- Even though they had been doing this in the Kaiser's government, Weimar got the blame and this led to more discomfort - money was now worth practically nothing
Reasons for the Munich Putsch in 1923
Why did Hitler attempt a Putsch in 1923?
Reason 1: Close relationship with army leader Ludendorff, who if a push came to a shove could persuade the army to abandon the government and join the Nazis.
Reason 2: Support of the right-wing Bavarian government, whom Hitler was sure would support a Nazi putsch.
In September Stresemann's government called off passive resistance in the Ruhr and began to pay reparations. Right-wingers were angry, and this highlighted the weakness of the Weimar Republic.
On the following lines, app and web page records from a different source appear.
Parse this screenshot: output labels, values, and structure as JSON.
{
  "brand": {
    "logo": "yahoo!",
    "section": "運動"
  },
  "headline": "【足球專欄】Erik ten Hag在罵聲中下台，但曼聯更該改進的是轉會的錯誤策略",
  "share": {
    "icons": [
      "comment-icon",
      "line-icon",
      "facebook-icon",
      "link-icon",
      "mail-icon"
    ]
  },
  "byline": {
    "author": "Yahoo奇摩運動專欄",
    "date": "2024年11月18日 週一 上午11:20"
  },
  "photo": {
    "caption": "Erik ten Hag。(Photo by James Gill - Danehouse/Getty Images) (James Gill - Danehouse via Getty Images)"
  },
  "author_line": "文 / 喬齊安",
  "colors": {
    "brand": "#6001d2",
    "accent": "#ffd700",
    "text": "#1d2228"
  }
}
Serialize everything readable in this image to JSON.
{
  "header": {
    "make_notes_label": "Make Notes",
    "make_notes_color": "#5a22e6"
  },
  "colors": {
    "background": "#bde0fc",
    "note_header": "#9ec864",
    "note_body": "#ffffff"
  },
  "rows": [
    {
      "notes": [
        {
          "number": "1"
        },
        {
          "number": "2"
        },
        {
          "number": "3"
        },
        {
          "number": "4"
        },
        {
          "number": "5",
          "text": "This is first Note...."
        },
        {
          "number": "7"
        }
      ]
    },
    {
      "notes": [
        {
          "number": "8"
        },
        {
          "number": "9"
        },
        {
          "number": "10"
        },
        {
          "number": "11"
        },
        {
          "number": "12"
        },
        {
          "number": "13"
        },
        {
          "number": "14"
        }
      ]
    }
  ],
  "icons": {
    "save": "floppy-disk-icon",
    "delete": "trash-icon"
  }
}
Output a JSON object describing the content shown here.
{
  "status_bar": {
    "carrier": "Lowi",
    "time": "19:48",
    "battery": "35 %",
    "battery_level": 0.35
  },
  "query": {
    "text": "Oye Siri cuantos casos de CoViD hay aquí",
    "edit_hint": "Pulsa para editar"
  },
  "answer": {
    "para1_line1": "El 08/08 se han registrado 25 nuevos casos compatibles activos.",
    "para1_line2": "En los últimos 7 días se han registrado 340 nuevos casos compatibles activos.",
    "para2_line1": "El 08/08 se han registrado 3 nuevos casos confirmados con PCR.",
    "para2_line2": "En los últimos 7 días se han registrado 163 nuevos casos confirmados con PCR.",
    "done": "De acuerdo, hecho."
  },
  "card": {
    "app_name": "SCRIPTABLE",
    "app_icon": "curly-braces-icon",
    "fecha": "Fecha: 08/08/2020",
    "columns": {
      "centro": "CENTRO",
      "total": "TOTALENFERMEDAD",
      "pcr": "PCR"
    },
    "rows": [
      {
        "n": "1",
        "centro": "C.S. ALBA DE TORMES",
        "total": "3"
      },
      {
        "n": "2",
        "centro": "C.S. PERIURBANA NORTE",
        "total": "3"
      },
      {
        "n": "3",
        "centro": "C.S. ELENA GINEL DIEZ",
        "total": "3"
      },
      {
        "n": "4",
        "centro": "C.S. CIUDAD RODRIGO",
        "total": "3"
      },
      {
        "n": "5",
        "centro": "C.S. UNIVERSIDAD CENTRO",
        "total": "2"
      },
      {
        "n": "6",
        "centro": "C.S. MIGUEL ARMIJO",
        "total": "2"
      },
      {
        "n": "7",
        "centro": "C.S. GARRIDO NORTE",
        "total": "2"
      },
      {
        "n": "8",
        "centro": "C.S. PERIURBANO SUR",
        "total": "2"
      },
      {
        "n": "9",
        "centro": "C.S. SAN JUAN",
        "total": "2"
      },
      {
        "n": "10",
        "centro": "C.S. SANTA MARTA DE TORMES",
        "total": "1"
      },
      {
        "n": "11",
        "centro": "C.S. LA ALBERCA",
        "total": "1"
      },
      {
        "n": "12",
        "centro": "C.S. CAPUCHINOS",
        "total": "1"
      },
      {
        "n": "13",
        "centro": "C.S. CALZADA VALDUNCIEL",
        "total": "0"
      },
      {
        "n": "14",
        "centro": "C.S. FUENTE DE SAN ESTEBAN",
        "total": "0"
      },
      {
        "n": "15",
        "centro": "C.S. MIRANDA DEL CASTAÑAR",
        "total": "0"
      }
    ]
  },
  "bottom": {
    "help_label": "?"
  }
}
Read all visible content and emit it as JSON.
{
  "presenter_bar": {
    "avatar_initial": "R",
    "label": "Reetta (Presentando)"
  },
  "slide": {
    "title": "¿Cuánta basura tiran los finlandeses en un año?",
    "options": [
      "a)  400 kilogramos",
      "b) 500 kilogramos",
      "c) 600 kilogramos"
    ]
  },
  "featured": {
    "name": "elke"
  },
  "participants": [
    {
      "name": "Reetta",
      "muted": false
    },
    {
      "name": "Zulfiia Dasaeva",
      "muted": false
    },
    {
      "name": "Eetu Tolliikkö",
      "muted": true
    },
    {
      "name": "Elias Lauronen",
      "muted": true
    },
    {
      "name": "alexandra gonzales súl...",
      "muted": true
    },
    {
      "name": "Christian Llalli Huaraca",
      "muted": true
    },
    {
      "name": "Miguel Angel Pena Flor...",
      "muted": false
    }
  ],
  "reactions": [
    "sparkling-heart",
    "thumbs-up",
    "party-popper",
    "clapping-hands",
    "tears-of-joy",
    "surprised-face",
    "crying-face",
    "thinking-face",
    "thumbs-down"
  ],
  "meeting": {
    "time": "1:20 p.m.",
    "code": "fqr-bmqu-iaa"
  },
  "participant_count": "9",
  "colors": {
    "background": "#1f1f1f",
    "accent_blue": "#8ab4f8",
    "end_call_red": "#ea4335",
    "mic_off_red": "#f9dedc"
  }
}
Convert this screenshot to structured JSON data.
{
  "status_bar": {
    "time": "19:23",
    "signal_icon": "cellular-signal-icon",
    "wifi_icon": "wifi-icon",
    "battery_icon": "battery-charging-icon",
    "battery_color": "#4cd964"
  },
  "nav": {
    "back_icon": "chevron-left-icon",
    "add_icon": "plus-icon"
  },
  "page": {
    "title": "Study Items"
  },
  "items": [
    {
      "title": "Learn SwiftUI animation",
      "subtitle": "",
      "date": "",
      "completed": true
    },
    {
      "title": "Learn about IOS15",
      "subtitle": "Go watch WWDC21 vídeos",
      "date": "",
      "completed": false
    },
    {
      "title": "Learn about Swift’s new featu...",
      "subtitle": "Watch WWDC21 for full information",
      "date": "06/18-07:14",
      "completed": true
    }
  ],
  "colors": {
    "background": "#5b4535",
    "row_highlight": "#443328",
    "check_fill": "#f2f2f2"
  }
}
The Munich Putsch
- Hitler believed this was the optimal time for a PUTSCH.
- Gustav Kahr, head of the Bavarian government, was not so keen, and doubted whether the army would support it.
- Hitler was furious at Kahr's hesitations and forced him to act.
- on 8th November 1923 Kahr and his two most senior Bavarian officials were having a meeting with around 3000 business men at a beer hall.
- Hitler and Goering arrived with 600 Stormtroopers.
- Hitler stopped the meeting and took Kahr and his ministers into a side room at gunpoint where he persuaded them to support him
- Hitler let Kahr go, and he fled, giving them no support whatsoever.
- The Weimar government ordered the Bavarian government to crush the Putsch
- Hitler continued, hoping he could persuade the police and the army to join him with Ludendorff's help
- Met by the army who fired on them, Hitler fell, dislocated his shoulder and fled. Ludendorff was arrested then, and Hitler two days later
Stresemann's Golden Age - Politics
- More stable government, Social Democrats joined with other parties committed to the Republic.
- Middle class parties were no longer suspicious of the Socialists
- Stresemann was a constant, and uprisings were rare
- the fragile coalition government could not keep the support of the Reichstag.
- It was too right-wing for Socialists, too moderate for Nationalists
- 25 governments in 14 years, elected by proportional representation.
- Hindenburg, who hated the Weimar Republic, was elected President in 1925
Stresemann's Golden Age - Economy
- The Dawes Plan: the basis for German recovery. In 1924, Germany was lent lots of money by America. Charles Dawes negotiated 800m marks to be lent to Germany.
- By 1930 Germany was one of the world's leading exporters of manufactured goods.
- Depended on Germany's loans which could be easily withdrawn
- Big unemployment problem
- Employers complained about taxes
- Big gap between rich and poor
- Effects of inflation still felt
Stresemann's Golden Age - Foreign Policy
- 1925 - Germany signed the Locarno Treaty with Britain, France and Italy which guaranteed frontiers with France and Belgium.
- 1926 - joined the League of Nations
- 1928 - Kellogg-Brimd Pact - France wanted USA to protect it, but the USA wasn't keen
- They changed it to a treaty that renounced war, most countries signed it and Germany was forgiven and treated like an equal.
- The Locarno Treaty didn't apply to all countries, only western borders not eastern, so Nazis could invade.
- The Treaty of Versailles remained unchanged.
Stresemann's Golden Age - Miscellaneous
- Paintings, Cinema, Music, New buildings, technology, nightclubs, transvestite balls, theatre
- Censorship gone
- Especially in Berlin, people were becoming freer about homosexuality and other issues that were previously "taboo"
- Germany was seen as sleazy and sex obsessed
- Artists were despised and threatened by the Nazis